An increasing number of Japanese corporations are introducing de facto “stock option” arrangements so their executives and employees can take advantage of a highly lucrative system available to many U.S. corporate executives.
On May 6, well-known firms Daiwa Securities Co. and Advantest Corp. announced plans to introduce such systems. Toyota Motor Corp. and Orix Corp. have also expressed an interest in similar schemes.
The stock option — a company perk that gives executives or employees the right to buy shares of company stock at predetermined prices — is common in the U.S. but illegal in Japan. The incentive is for employees to work harder, bringing profits to the company and in turn raising the value of its stock.
Once the stock appreciates beyond the incentive price, workers can exercise the option to buy stocks at that price, regardless of how much it has risen beyond the incentive goal. If the company’s performance is good, workers can turn a profit by buying stock below market value and selling it later.
The announcement by Daiwa Securities on May 6 made it the first Japanese brokerage to consider introducing such a system. The ban blocking the use of stock option systems is expected to be lifted by the end of fiscal 1997, which started April 1.
A bill to amend the Commercial Code and introduce the system is expected to be approved during the current ordinary Diet session, which closes June 18. Currently, stock options are banned to prevent companies from manipulating stock prices.
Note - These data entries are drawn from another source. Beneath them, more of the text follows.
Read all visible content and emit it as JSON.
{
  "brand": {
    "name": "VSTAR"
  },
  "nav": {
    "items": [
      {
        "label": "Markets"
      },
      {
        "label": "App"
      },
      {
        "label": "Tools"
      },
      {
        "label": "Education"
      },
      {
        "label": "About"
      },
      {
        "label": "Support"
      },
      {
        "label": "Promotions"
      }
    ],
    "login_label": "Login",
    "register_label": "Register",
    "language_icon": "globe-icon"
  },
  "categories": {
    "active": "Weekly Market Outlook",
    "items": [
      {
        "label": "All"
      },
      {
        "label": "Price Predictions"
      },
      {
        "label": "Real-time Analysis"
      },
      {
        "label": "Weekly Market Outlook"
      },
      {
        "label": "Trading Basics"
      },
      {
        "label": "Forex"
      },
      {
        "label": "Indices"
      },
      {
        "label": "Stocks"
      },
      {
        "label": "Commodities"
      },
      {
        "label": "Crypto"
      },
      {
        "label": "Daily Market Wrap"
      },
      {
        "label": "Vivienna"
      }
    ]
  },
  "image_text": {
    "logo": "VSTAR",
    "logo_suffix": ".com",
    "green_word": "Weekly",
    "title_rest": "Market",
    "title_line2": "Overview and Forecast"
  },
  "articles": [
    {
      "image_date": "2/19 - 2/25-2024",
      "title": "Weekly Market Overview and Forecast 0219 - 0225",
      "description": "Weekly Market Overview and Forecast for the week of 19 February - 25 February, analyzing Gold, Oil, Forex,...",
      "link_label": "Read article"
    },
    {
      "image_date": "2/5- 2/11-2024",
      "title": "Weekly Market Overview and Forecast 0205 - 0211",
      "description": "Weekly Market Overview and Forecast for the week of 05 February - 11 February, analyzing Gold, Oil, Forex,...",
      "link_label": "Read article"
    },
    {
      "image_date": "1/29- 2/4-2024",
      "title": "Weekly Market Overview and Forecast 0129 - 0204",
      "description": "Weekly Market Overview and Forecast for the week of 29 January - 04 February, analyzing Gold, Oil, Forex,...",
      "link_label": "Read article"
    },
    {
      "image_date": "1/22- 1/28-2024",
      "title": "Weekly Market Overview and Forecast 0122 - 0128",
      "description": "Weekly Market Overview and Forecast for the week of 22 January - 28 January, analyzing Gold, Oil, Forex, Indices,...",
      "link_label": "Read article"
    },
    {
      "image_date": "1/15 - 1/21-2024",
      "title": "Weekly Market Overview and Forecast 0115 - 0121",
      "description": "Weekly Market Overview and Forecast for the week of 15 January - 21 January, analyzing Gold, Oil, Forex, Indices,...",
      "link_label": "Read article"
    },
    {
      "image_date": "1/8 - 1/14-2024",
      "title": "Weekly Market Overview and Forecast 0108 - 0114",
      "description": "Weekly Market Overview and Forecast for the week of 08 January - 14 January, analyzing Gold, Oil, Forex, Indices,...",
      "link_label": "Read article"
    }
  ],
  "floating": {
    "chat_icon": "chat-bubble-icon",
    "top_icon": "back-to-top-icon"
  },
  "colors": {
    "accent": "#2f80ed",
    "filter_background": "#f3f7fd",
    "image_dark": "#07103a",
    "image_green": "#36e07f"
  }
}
Speaking at a news conference, Daiwa Managing Director Takeshi Nojima said the company has been discussing the possible introduction of the system in a positive manner and hopes to broach the issue at a general shareholders meeting next month. Advantest said May 6 that it will give all its employees an opportunity to purchase warrants to acquire shares in the company.
The arrangement has been devised as a de-facto stock option to get around the current legal ban. The semiconductor-testing equipment maker plans to issue 4.3 billion yen worth of bonds with warrants on May 30 for maturity on May 30, 2001. After buying back all the warrants, Advantest will sell them to its executives and employees, including those at subsidiaries. Officials of Advantest, an affiliate of Fujitsu Ltd., said the company is introducing the incentive plan to help raise the morale of employees and thus enhance its corporate performance.